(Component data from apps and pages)
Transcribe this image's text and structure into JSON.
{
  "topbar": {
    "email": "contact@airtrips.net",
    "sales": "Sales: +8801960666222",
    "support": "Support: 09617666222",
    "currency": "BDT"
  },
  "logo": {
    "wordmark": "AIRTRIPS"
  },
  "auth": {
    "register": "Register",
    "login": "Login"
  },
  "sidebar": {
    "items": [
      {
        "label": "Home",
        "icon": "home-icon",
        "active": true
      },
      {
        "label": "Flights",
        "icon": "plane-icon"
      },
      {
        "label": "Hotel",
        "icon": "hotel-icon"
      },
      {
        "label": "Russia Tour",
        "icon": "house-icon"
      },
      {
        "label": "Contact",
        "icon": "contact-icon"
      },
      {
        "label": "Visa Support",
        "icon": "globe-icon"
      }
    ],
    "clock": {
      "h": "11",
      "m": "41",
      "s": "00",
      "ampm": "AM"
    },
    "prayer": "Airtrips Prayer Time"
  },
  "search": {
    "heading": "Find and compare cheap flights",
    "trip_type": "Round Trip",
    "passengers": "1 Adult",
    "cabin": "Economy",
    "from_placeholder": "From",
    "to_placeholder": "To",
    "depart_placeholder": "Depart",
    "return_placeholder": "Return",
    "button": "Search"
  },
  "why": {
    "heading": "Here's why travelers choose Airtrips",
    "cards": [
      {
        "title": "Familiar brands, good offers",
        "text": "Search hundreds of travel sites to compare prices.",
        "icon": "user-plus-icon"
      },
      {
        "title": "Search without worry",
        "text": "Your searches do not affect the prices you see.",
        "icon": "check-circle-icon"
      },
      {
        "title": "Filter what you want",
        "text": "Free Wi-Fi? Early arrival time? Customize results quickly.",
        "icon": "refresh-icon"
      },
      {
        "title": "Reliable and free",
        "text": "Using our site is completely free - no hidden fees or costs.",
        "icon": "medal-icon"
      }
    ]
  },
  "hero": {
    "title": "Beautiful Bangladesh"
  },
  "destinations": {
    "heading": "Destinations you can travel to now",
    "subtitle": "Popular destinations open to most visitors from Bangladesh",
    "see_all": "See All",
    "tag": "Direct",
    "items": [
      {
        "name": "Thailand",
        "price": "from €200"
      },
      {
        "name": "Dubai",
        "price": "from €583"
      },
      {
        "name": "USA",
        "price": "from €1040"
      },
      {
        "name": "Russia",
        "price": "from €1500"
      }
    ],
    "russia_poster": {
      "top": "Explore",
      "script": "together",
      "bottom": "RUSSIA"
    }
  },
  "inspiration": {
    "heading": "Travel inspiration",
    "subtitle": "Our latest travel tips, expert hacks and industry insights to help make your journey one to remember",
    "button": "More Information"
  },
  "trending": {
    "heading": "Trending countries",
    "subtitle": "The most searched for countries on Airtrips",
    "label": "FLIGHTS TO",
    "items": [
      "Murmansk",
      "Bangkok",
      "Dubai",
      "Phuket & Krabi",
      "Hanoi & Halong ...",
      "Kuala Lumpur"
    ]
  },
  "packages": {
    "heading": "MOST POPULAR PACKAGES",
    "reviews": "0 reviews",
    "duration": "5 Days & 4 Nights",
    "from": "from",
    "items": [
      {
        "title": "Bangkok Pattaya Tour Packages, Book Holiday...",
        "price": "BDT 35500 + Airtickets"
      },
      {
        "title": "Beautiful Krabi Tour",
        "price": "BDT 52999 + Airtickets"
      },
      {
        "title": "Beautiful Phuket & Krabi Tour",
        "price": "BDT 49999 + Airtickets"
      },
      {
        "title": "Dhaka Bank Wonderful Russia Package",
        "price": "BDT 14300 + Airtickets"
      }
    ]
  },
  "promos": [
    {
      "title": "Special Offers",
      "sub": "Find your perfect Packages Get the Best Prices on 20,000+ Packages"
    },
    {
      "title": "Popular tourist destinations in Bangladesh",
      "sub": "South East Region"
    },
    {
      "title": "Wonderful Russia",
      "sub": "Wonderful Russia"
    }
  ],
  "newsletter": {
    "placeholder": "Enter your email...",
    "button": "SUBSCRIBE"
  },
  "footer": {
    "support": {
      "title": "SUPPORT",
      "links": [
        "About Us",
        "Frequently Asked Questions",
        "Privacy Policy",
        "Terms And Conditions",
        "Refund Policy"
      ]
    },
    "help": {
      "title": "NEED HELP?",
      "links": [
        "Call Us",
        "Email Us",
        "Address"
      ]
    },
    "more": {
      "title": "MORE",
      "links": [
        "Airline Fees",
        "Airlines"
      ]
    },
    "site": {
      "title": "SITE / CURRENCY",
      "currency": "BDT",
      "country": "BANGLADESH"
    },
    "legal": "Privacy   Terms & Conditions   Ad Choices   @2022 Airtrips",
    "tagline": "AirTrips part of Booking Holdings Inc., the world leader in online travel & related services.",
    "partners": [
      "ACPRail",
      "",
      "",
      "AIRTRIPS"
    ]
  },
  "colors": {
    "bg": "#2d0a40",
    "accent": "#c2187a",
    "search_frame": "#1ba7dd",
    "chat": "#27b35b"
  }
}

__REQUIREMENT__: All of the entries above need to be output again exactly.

__WORKED SOLUTION__:
Transcribe this image's text and structure into JSON.
{
  "topbar": {
    "email": "contact@airtrips.net",
    "sales": "Sales: +8801960666222",
    "support": "Support: 09617666222",
    "currency": "BDT"
  },
  "logo": {
    "wordmark": "AIRTRIPS"
  },
  "auth": {
    "register": "Register",
    "login": "Login"
  },
  "sidebar": {
    "items": [
      {
        "label": "Home",
        "icon": "home-icon",
        "active": true
      },
      {
        "label": "Flights",
        "icon": "plane-icon"
      },
      {
        "label": "Hotel",
        "icon": "hotel-icon"
      },
      {
        "label": "Russia Tour",
        "icon": "house-icon"
      },
      {
        "label": "Contact",
        "icon": "contact-icon"
      },
      {
        "label": "Visa Support",
        "icon": "globe-icon"
      }
    ],
    "clock": {
      "h": "11",
      "m": "41",
      "s": "00",
      "ampm": "AM"
    },
    "prayer": "Airtrips Prayer Time"
  },
  "search": {
    "heading": "Find and compare cheap flights",
    "trip_type": "Round Trip",
    "passengers": "1 Adult",
    "cabin": "Economy",
    "from_placeholder": "From",
    "to_placeholder": "To",
    "depart_placeholder": "Depart",
    "return_placeholder": "Return",
    "button": "Search"
  },
  "why": {
    "heading": "Here's why travelers choose Airtrips",
    "cards": [
      {
        "title": "Familiar brands, good offers",
        "text": "Search hundreds of travel sites to compare prices.",
        "icon": "user-plus-icon"
      },
      {
        "title": "Search without worry",
        "text": "Your searches do not affect the prices you see.",
        "icon": "check-circle-icon"
      },
      {
        "title": "Filter what you want",
        "text": "Free Wi-Fi? Early arrival time? Customize results quickly.",
        "icon": "refresh-icon"
      },
      {
        "title": "Reliable and free",
        "text": "Using our site is completely free - no hidden fees or costs.",
        "icon": "medal-icon"
      }
    ]
  },
  "hero": {
    "title": "Beautiful Bangladesh"
  },
  "destinations": {
    "heading": "Destinations you can travel to now",
    "subtitle": "Popular destinations open to most visitors from Bangladesh",
    "see_all": "See All",
    "tag": "Direct",
    "items": [
      {
        "name": "Thailand",
        "price": "from €200"
      },
      {
        "name": "Dubai",
        "price": "from €583"
      },
      {
        "name": "USA",
        "price": "from €1040"
      },
      {
        "name": "Russia",
        "price": "from €1500"
      }
    ],
    "russia_poster": {
      "top": "Explore",
      "script": "together",
      "bottom": "RUSSIA"
    }
  },
  "inspiration": {
    "heading": "Travel inspiration",
    "subtitle": "Our latest travel tips, expert hacks and industry insights to help make your journey one to remember",
    "button": "More Information"
  },
  "trending": {
    "heading": "Trending countries",
    "subtitle": "The most searched for countries on Airtrips",
    "label": "FLIGHTS TO",
    "items": [
      "Murmansk",
      "Bangkok",
      "Dubai",
      "Phuket & Krabi",
      "Hanoi & Halong ...",
      "Kuala Lumpur"
    ]
  },
  "packages": {
    "heading": "MOST POPULAR PACKAGES",
    "reviews": "0 reviews",
    "duration": "5 Days & 4 Nights",
    "from": "from",
    "items": [
      {
        "title": "Bangkok Pattaya Tour Packages, Book Holiday...",
        "price": "BDT 35500 + Airtickets"
      },
      {
        "title": "Beautiful Krabi Tour",
        "price": "BDT 52999 + Airtickets"
      },
      {
        "title": "Beautiful Phuket & Krabi Tour",
        "price": "BDT 49999 + Airtickets"
      },
      {
        "title": "Dhaka Bank Wonderful Russia Package",
        "price": "BDT 14300 + Airtickets"
      }
    ]
  },
  "promos": [
    {
      "title": "Special Offers",
      "sub": "Find your perfect Packages Get the Best Prices on 20,000+ Packages"
    },
    {
      "title": "Popular tourist destinations in Bangladesh",
      "sub": "South East Region"
    },
    {
      "title": "Wonderful Russia",
      "sub": "Wonderful Russia"
    }
  ],
  "newsletter": {
    "placeholder": "Enter your email...",
    "button": "SUBSCRIBE"
  },
  "footer": {
    "support": {
      "title": "SUPPORT",
      "links": [
        "About Us",
        "Frequently Asked Questions",
        "Privacy Policy",
        "Terms And Conditions",
        "Refund Policy"
      ]
    },
    "help": {
      "title": "NEED HELP?",
      "links": [
        "Call Us",
        "Email Us",
        "Address"
      ]
    },
    "more": {
      "title": "MORE",
      "links": [
        "Airline Fees",
        "Airlines"
      ]
    },
    "site": {
      "title": "SITE / CURRENCY",
      "currency": "BDT",
      "country": "BANGLADESH"
    },
    "legal": "Privacy   Terms & Conditions   Ad Choices   @2022 Airtrips",
    "tagline": "AirTrips part of Booking Holdings Inc., the world leader in online travel & related services.",
    "partners": [
      "ACPRail",
      "",
      "",
      "AIRTRIPS"
    ]
  },
  "colors": {
    "bg": "#2d0a40",
    "accent": "#c2187a",
    "search_frame": "#1ba7dd",
    "chat": "#27b35b"
  }
}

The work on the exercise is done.